- RECRUITING FILM -
Recruiting films are the No.1 tool utilized by college coaches & programs to identify prospective scholarship players. They are used to roughly evaluate their abilities, & decide whether or not to pursue the prospect. Films are also a part of the final decision coaches have on giving a scholarship. The evaluation of a prospect’s film is about the basics; basic form, personal attributes, position attributes, physical ability, reaction, skills, and the apparent ability of a recruit to perform the basic functions of a specific position at or above the appropriate level. It goes without saying that every coach has his/her own criteria a prospect must project in their film in order to garner consideration. How certain offenses and defenses are run differ from program to program & coach to coach. Ultimately there is a ton of personal opinion in the decisions made based off of film (aka: highlight tapes) but the basics of each position still apply to all no matter what the coaching variation. All viewers of highlight tapes must always realize they are just that; highlights.

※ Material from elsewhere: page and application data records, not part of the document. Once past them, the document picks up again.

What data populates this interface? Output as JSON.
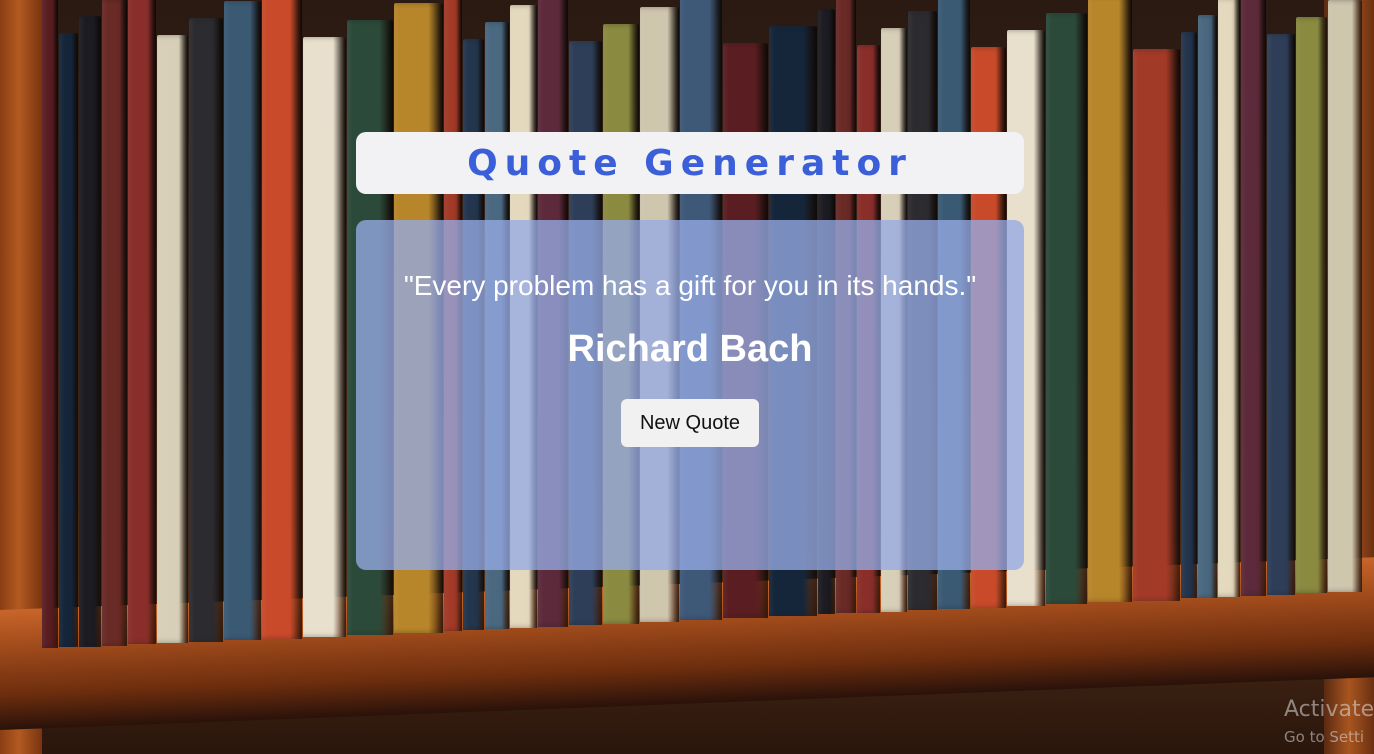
{
  "header": {
    "title": "Quote Generator"
  },
  "quote": {
    "text": "\"Every problem has a gift for you in its hands.\"",
    "author": "Richard Bach"
  },
  "controls": {
    "new_quote_label": "New Quote"
  },
  "watermark": {
    "line1": "Activate",
    "line2": "Go to Setti"
  },
  "colors": {
    "title_color": "#3b5fd9",
    "card_bg": "rgba(150,170,228,0.78)",
    "title_bg": "#f2f2f4"
  }
}
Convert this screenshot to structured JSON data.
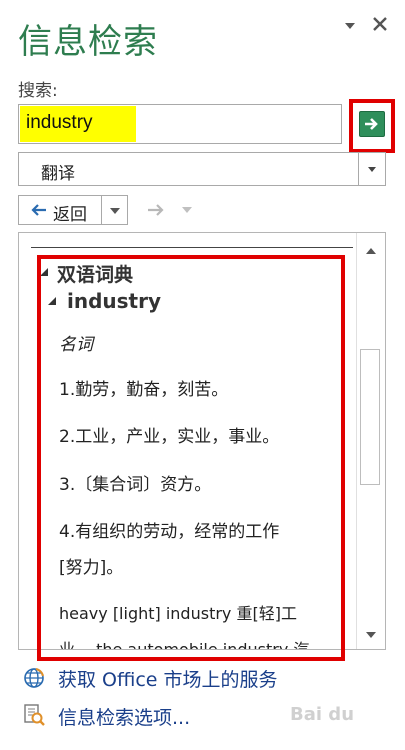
{
  "pane": {
    "title": "信息检索"
  },
  "search": {
    "label": "搜索:",
    "value": "industry"
  },
  "source": {
    "selected": "翻译"
  },
  "nav": {
    "back_label": "返回"
  },
  "results": {
    "section_title": "双语词典",
    "entry_word": "industry",
    "part_of_speech": "名词",
    "definitions": [
      "1.勤劳，勤奋，刻苦。",
      "2.工业，产业，实业，事业。",
      "3.〔集合词〕资方。",
      "4.有组织的劳动，经常的工作",
      "[努力]。",
      "heavy [light] industry 重[轻]工",
      "业。 the automobile industry 汽"
    ]
  },
  "footer": {
    "market_link": "获取 Office 市场上的服务",
    "options_link": "信息检索选项..."
  },
  "watermark": "Bai du",
  "colors": {
    "title": "#2e7d4f",
    "highlight": "#ffff00",
    "annotation_border": "#e00000",
    "go_button": "#2f8f5b",
    "link": "#1a3f8a"
  }
}
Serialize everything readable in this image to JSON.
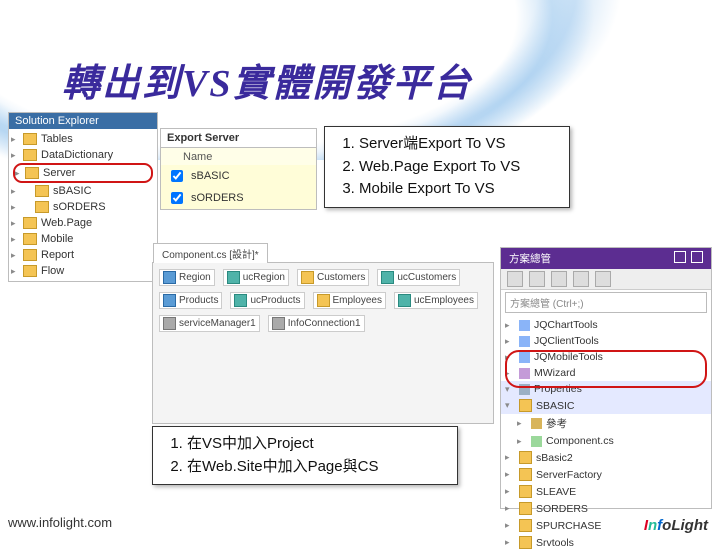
{
  "slide": {
    "title": "轉出到VS實體開發平台",
    "footer_url": "www.infolight.com"
  },
  "solution_explorer": {
    "title": "Solution Explorer",
    "items": [
      {
        "label": "Tables"
      },
      {
        "label": "DataDictionary"
      },
      {
        "label": "Server",
        "highlight": true
      },
      {
        "label": "sBASIC",
        "indent": true
      },
      {
        "label": "sORDERS",
        "indent": true
      },
      {
        "label": "Web.Page"
      },
      {
        "label": "Mobile"
      },
      {
        "label": "Report"
      },
      {
        "label": "Flow"
      }
    ]
  },
  "export_server": {
    "title": "Export Server",
    "header": "Name",
    "items": [
      {
        "label": "sBASIC",
        "checked": true
      },
      {
        "label": "sORDERS",
        "checked": true
      }
    ]
  },
  "callout_top": {
    "items": [
      "Server端Export To VS",
      "Web.Page Export To VS",
      "Mobile Export To VS"
    ]
  },
  "callout_bottom": {
    "items": [
      "在VS中加入Project",
      "在Web.Site中加入Page與CS"
    ]
  },
  "vs_designer": {
    "tab": "Component.cs [設計]*",
    "components": [
      {
        "name": "Region",
        "icon": "ic-blue"
      },
      {
        "name": "ucRegion",
        "icon": "ic-teal"
      },
      {
        "name": "Customers",
        "icon": "ic-yel"
      },
      {
        "name": "ucCustomers",
        "icon": "ic-teal"
      },
      {
        "name": "Products",
        "icon": "ic-blue"
      },
      {
        "name": "ucProducts",
        "icon": "ic-teal"
      },
      {
        "name": "Employees",
        "icon": "ic-yel"
      },
      {
        "name": "ucEmployees",
        "icon": "ic-teal"
      },
      {
        "name": "serviceManager1",
        "icon": "ic-grey"
      },
      {
        "name": "InfoConnection1",
        "icon": "ic-grey"
      }
    ]
  },
  "tools_panel": {
    "title": "方案總管",
    "search_placeholder": "方案總管 (Ctrl+;)",
    "items": [
      {
        "label": "JQChartTools",
        "icon": "t-tool"
      },
      {
        "label": "JQClientTools",
        "icon": "t-tool"
      },
      {
        "label": "JQMobileTools",
        "icon": "t-tool"
      },
      {
        "label": "MWizard",
        "icon": "t-wand"
      },
      {
        "label": "Properties",
        "icon": "t-wrench",
        "sel": true,
        "open": true
      },
      {
        "label": "SBASIC",
        "icon": "t-folder",
        "sel": true,
        "open": true
      },
      {
        "label": "參考",
        "icon": "t-node",
        "l2": true
      },
      {
        "label": "Component.cs",
        "icon": "t-csharp",
        "l2": true
      },
      {
        "label": "sBasic2",
        "icon": "t-folder"
      },
      {
        "label": "ServerFactory",
        "icon": "t-folder"
      },
      {
        "label": "SLEAVE",
        "icon": "t-folder"
      },
      {
        "label": "SORDERS",
        "icon": "t-folder"
      },
      {
        "label": "SPURCHASE",
        "icon": "t-folder"
      },
      {
        "label": "Srvtools",
        "icon": "t-folder"
      }
    ]
  }
}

They are not an overview of a season or a picture of how the recruit will react in every single situation, but merely a peek at what they can do.
My intent in these segments is to break down the play of individual recruits on a very basic level. Looking into their build, physical abilities, instincts, & technique, I will do my best to lay out their strengths and weaknesses, note on their game IQ, and what the coaching on the next level may be able to do for them.
Name: Zorrell Ezell
Position: Defensive Tackle
Weight: 260 lbs.
High School: Humble High School (Humble, Texas )
Keys @ Defensive Tackle: Size, Strength, Foot Speed, Launch, Hands, Awareness, Activity, Aggression, Instinct
The quickest way to describe Ezell is quick, high motor, and disruptive. Ezell fires out of his stance quickly and with decent pad level. Occasionally after the initial contact, he will raise his pad level a bit that could give a blocker a second chance but not too often. His success at this point comes from the fact that he keeps his feet moving. This makes all the difference on the line. Several times in an even matchup between Ezell and an equally sized O-Lineman, the initial contact is almost a stalemate, but his leg drive wins the battle for him. Zorrell plays aggressively with a quick first step, attacking the blocker, but needs to be careful not to over run a play.
He weighs in on the lighter side of defensive tackles at 260 lbs., but has a fairly thick build that can surely hold a bit more weight. The development of overall strength will be critical to his success, especially being a lighter defensive tackle. He can surprise you with his quickness and decent ability to change direction. With being slightly lighter he will have to utilize his quickness, activity, and hands to win up front. As a defensive tackle the utilization of your hands is imperative. Your explosion off the line creates the initial contact, but you must create separation from your blocker, keep the inside position in order to read the play, use your hands to disengage a block, shed a block, and gain position to make a play. Ezell uses his hands alright. He has a pretty decent swim move, but relies heavily on a bull-rush & his spin move. He loves his spin move. It is effective, but you need more than one move. At the next level he may not be bull-rushing a lot of D-1 offensive linemen. There are a lot of moves he can learn that will help him in this aspect.
Right now Ezell looks more like a pass rusher than a run stopper. I am not sure if his high school coach ran his defense this way, but Zorrell seems to attack the outside shoulder most of the time in the pass rush. This is fine, and at defensive tackle you need to go for both inside and outside rushes, but containment belongs to the defensive end. (unless stunting of course) He needs to get disruption via the inside shoulder as well as the outside shoulder and when the outside is his point of attack, work back inside a.s.a.p. Zorrell seems to have a pretty good nose for the ball, getting up field on pass plays, and taking pursuit on outside runs. He does at times play the run well, getting separation, and staying at home to make the play, but he doesn’t work across the face of the blocker. He tries to bully his way through him.
The biggest thing that will make Ezell effective on the college level at Baylor is development of technique. Better use of his hands, better positioning on his matched man; just overall polish on the little things. Combine this with relentless pursuit of power in the weight room & Ezell could make a mess of things for quarterbacks in the future.